TASK PROMPT
Return each record shown below exactly, with none omitted.

Start of EXERCISE DATA

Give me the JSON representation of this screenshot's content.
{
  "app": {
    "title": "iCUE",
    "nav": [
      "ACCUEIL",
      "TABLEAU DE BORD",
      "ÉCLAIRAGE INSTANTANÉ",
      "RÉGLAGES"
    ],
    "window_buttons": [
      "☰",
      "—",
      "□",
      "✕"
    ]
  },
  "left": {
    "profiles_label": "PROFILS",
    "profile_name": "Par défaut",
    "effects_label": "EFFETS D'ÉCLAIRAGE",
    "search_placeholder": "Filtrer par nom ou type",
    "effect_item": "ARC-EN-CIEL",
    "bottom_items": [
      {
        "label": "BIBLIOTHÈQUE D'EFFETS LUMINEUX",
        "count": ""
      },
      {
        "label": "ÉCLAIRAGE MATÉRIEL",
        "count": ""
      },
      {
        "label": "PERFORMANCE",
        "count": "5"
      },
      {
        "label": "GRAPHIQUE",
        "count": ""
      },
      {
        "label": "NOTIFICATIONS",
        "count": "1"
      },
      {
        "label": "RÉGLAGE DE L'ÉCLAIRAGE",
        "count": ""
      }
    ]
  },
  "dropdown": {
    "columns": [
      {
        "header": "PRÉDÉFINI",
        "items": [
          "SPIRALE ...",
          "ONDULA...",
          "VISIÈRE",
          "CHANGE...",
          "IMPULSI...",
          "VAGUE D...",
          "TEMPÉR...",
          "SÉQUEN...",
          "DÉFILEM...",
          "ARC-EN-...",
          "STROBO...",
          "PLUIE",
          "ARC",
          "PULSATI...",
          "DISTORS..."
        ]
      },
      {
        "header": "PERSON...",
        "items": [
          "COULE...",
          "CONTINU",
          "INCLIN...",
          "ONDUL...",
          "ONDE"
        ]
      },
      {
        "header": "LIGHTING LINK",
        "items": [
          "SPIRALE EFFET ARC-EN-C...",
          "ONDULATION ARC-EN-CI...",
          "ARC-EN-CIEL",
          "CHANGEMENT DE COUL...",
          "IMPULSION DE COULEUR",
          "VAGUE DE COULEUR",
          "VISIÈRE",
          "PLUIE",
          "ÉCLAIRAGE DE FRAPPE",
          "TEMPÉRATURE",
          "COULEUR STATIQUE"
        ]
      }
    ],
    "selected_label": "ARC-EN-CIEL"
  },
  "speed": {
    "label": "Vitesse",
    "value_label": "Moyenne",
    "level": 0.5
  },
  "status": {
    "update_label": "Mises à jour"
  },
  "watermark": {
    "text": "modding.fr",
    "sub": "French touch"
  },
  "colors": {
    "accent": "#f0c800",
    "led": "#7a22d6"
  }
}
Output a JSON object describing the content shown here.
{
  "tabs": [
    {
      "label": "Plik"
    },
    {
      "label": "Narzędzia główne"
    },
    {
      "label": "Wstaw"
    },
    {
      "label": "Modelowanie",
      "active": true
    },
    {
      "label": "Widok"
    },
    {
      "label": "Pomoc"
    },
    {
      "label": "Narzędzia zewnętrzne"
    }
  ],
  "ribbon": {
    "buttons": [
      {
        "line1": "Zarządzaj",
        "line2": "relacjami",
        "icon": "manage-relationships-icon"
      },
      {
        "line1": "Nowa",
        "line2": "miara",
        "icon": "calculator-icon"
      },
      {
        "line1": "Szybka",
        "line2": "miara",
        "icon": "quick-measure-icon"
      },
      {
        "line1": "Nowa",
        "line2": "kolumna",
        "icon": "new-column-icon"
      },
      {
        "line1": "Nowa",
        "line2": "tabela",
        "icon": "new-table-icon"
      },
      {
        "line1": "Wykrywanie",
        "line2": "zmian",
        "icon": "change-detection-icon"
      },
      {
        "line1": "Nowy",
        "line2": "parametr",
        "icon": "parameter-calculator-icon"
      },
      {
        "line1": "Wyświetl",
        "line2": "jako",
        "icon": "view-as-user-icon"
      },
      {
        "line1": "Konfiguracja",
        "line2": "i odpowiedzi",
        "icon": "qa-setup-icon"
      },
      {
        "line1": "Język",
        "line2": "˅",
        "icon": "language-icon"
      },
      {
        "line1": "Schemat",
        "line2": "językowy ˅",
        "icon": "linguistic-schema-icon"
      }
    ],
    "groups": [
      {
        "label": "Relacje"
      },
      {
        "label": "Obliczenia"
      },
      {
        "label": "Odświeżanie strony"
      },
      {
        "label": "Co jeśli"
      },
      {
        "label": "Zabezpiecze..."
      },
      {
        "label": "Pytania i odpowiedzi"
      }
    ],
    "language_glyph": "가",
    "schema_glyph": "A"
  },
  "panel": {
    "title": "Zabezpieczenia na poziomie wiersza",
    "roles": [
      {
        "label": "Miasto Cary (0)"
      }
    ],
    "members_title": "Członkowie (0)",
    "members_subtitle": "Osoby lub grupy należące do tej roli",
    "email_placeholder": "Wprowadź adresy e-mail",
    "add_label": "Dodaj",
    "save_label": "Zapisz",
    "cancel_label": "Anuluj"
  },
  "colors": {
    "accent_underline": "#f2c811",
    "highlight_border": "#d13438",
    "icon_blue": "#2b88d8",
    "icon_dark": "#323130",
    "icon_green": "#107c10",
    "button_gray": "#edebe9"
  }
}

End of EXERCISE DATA

WRITTEN ANSWER
Give me the JSON representation of this screenshot's content.
{
  "app": {
    "title": "iCUE",
    "nav": [
      "ACCUEIL",
      "TABLEAU DE BORD",
      "ÉCLAIRAGE INSTANTANÉ",
      "RÉGLAGES"
    ],
    "window_buttons": [
      "☰",
      "—",
      "□",
      "✕"
    ]
  },
  "left": {
    "profiles_label": "PROFILS",
    "profile_name": "Par défaut",
    "effects_label": "EFFETS D'ÉCLAIRAGE",
    "search_placeholder": "Filtrer par nom ou type",
    "effect_item": "ARC-EN-CIEL",
    "bottom_items": [
      {
        "label": "BIBLIOTHÈQUE D'EFFETS LUMINEUX",
        "count": ""
      },
      {
        "label": "ÉCLAIRAGE MATÉRIEL",
        "count": ""
      },
      {
        "label": "PERFORMANCE",
        "count": "5"
      },
      {
        "label": "GRAPHIQUE",
        "count": ""
      },
      {
        "label": "NOTIFICATIONS",
        "count": "1"
      },
      {
        "label": "RÉGLAGE DE L'ÉCLAIRAGE",
        "count": ""
      }
    ]
  },
  "dropdown": {
    "columns": [
      {
        "header": "PRÉDÉFINI",
        "items": [
          "SPIRALE ...",
          "ONDULA...",
          "VISIÈRE",
          "CHANGE...",
          "IMPULSI...",
          "VAGUE D...",
          "TEMPÉR...",
          "SÉQUEN...",
          "DÉFILEM...",
          "ARC-EN-...",
          "STROBO...",
          "PLUIE",
          "ARC",
          "PULSATI...",
          "DISTORS..."
        ]
      },
      {
        "header": "PERSON...",
        "items": [
          "COULE...",
          "CONTINU",
          "INCLIN...",
          "ONDUL...",
          "ONDE"
        ]
      },
      {
        "header": "LIGHTING LINK",
        "items": [
          "SPIRALE EFFET ARC-EN-C...",
          "ONDULATION ARC-EN-CI...",
          "ARC-EN-CIEL",
          "CHANGEMENT DE COUL...",
          "IMPULSION DE COULEUR",
          "VAGUE DE COULEUR",
          "VISIÈRE",
          "PLUIE",
          "ÉCLAIRAGE DE FRAPPE",
          "TEMPÉRATURE",
          "COULEUR STATIQUE"
        ]
      }
    ],
    "selected_label": "ARC-EN-CIEL"
  },
  "speed": {
    "label": "Vitesse",
    "value_label": "Moyenne",
    "level": 0.5
  },
  "status": {
    "update_label": "Mises à jour"
  },
  "watermark": {
    "text": "modding.fr",
    "sub": "French touch"
  },
  "colors": {
    "accent": "#f0c800",
    "led": "#7a22d6"
  }
}
Output a JSON object describing the content shown here.
{
  "tabs": [
    {
      "label": "Plik"
    },
    {
      "label": "Narzędzia główne"
    },
    {
      "label": "Wstaw"
    },
    {
      "label": "Modelowanie",
      "active": true
    },
    {
      "label": "Widok"
    },
    {
      "label": "Pomoc"
    },
    {
      "label": "Narzędzia zewnętrzne"
    }
  ],
  "ribbon": {
    "buttons": [
      {
        "line1": "Zarządzaj",
        "line2": "relacjami",
        "icon": "manage-relationships-icon"
      },
      {
        "line1": "Nowa",
        "line2": "miara",
        "icon": "calculator-icon"
      },
      {
        "line1": "Szybka",
        "line2": "miara",
        "icon": "quick-measure-icon"
      },
      {
        "line1": "Nowa",
        "line2": "kolumna",
        "icon": "new-column-icon"
      },
      {
        "line1": "Nowa",
        "line2": "tabela",
        "icon": "new-table-icon"
      },
      {
        "line1": "Wykrywanie",
        "line2": "zmian",
        "icon": "change-detection-icon"
      },
      {
        "line1": "Nowy",
        "line2": "parametr",
        "icon": "parameter-calculator-icon"
      },
      {
        "line1": "Wyświetl",
        "line2": "jako",
        "icon": "view-as-user-icon"
      },
      {
        "line1": "Konfiguracja",
        "line2": "i odpowiedzi",
        "icon": "qa-setup-icon"
      },
      {
        "line1": "Język",
        "line2": "˅",
        "icon": "language-icon"
      },
      {
        "line1": "Schemat",
        "line2": "językowy ˅",
        "icon": "linguistic-schema-icon"
      }
    ],
    "groups": [
      {
        "label": "Relacje"
      },
      {
        "label": "Obliczenia"
      },
      {
        "label": "Odświeżanie strony"
      },
      {
        "label": "Co jeśli"
      },
      {
        "label": "Zabezpiecze..."
      },
      {
        "label": "Pytania i odpowiedzi"
      }
    ],
    "language_glyph": "가",
    "schema_glyph": "A"
  },
  "panel": {
    "title": "Zabezpieczenia na poziomie wiersza",
    "roles": [
      {
        "label": "Miasto Cary (0)"
      }
    ],
    "members_title": "Członkowie (0)",
    "members_subtitle": "Osoby lub grupy należące do tej roli",
    "email_placeholder": "Wprowadź adresy e-mail",
    "add_label": "Dodaj",
    "save_label": "Zapisz",
    "cancel_label": "Anuluj"
  },
  "colors": {
    "accent_underline": "#f2c811",
    "highlight_border": "#d13438",
    "icon_blue": "#2b88d8",
    "icon_dark": "#323130",
    "icon_green": "#107c10",
    "button_gray": "#edebe9"
  }
}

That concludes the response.